Somewhat lost amid this difficult road trip for the Nationals, the team announced via press release Thursday that they will debut the WGL Energy bullpen cart during Friday’s game against Miami. This bullpen cart will be at all remaining 2018 home games, with both home and visiting pitchers able to use the cart to drive them from the bullpen to their dugout.
Originally introduced in 1950 by the Indians, bullpen carts were popular attractions at baseball games throughout the 1960s and 1970s. They gained their most mainstream notoriety from the famous scene in the 1989 baseball classic “Major League,” when Jake Taylor awkwardly drives the cart in pursuit of his love interest in the film. They slowly disappeared from the game during the 1980s, with the Brewers the last holdout, retiring theirs in 1995. Interestingly, they are still actively used today in Japanese baseball.

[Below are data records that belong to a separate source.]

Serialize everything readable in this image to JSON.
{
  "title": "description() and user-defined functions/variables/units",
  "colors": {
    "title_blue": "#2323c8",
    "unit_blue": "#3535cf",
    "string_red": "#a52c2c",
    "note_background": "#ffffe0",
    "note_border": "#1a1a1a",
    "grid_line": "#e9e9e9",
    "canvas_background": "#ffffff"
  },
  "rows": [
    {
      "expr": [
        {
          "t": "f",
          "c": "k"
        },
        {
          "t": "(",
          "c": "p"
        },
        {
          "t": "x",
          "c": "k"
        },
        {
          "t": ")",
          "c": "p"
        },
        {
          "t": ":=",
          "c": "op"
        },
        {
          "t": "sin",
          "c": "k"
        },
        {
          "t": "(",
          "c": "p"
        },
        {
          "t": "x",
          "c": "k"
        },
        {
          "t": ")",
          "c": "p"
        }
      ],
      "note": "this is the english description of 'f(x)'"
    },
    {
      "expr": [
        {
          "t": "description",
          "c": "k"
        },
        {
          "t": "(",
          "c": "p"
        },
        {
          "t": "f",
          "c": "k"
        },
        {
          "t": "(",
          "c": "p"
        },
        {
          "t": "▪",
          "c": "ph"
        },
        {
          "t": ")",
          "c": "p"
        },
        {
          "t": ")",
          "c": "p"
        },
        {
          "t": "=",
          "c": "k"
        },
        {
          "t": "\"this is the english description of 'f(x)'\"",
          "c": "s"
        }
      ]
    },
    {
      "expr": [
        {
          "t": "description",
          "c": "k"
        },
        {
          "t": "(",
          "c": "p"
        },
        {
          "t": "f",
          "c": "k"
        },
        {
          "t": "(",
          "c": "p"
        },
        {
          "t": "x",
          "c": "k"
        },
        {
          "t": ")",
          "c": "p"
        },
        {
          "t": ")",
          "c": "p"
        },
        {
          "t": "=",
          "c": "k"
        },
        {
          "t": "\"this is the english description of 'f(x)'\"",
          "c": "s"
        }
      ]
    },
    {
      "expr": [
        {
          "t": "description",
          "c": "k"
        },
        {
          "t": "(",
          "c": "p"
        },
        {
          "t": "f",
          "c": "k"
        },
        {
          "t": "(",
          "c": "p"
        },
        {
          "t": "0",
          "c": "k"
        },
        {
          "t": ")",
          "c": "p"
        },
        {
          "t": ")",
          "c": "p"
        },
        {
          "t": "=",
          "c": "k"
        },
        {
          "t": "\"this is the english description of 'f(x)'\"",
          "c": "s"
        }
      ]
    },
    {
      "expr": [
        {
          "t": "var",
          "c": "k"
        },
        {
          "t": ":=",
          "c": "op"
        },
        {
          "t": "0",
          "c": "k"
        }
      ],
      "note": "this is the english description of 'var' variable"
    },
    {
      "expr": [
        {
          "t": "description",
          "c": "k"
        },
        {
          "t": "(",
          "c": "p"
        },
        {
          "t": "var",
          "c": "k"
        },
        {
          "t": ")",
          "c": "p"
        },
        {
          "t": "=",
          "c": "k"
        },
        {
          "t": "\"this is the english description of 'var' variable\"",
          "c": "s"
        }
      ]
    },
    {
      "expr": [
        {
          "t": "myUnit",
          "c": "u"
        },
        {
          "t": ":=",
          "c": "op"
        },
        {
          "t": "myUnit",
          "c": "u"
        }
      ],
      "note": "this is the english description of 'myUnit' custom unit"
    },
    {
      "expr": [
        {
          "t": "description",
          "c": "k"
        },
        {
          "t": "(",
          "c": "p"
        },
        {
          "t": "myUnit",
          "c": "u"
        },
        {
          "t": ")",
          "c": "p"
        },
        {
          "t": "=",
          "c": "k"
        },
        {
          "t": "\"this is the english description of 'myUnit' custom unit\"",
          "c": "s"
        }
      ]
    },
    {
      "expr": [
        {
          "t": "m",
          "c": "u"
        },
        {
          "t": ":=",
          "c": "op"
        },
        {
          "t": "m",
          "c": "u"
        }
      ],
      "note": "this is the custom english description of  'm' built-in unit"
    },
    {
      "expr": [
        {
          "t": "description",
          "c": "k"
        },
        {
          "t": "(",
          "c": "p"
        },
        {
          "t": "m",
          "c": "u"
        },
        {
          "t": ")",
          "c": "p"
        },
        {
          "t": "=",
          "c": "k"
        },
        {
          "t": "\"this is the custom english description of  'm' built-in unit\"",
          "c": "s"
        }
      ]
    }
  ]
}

This season, in an effort to speed up pace of play or increase the sheer joy of their fans, the Diamondbacks reintroduced a bullpen cart. Many in NatsTown will remember Nationals relievers Sean Doolittle and Ryan Madson both using Arizona’s bullpen cart back in May, with Doolittle particularly complimentary of the experience. Doolittle noted that the cart took more actual time than jogging directly to the mound, yet he was not “out of breath and was in a better spot energy-wise.” Besides the obvious benefit of not running 300 feet, perhaps hitching a ride allows certain relievers to completely channel their energy toward producing outs.
On the other hand, I have spoken directly to relievers that are not in favor of bullpen carts, preferring the jog to the mound rather than riding. No, they are not against fun, but rather use the time from the bullpen to the mound to turn the switch, get their adrenaline going and focus on the task at hand. Relief pitchers preferring to jog, coupled with an increased usage of relievers in the 1980s, are the reasons bullpen carts originally disappeared.
For fans like myself, I cannot see any negative to a bullpen cart. Obviously, they serve a practical purpose, shuttling relief pitchers from the bullpen to save them from exerting themselves physically. If this allows certain pitchers to improve, organizations could theoretically employ this as a strategy to optimize reliever performance. Could the next frontier in maximizing players’ performance be bullpen carts?
Yet simultaneously, bullpen carts are fun and often silly, bringing levity to the game often missing today. They appeal to both adults and kids and provide a marketing opportunity for the organization. The bullpen cart would immediately be the top attraction at Nationals fan events. I can only imagine the incredible demand and lengthy lines for “Bullpen Cart Rides with Jayson Werth” or “Race Trea Turner in a Bullpen Cart Challenge.” In a season filled with difficult moments, the WGL Energy bullpen cart should provide some humor and serves as a nice reminder that baseball is fun.
Ryan Sullivan blogs about the Nationals at The Nats GM and runs The Nats GM Show podcast. Follow him on Twitter: @NatsGMdotcom. His views appear here as part of MASNsports.com’s season-long initiative of welcoming guest bloggers to our pages. All opinions expressed are those of the guest bloggers, who are not employed by MASNsports.com but are just as passionate about their baseball as our roster of writers.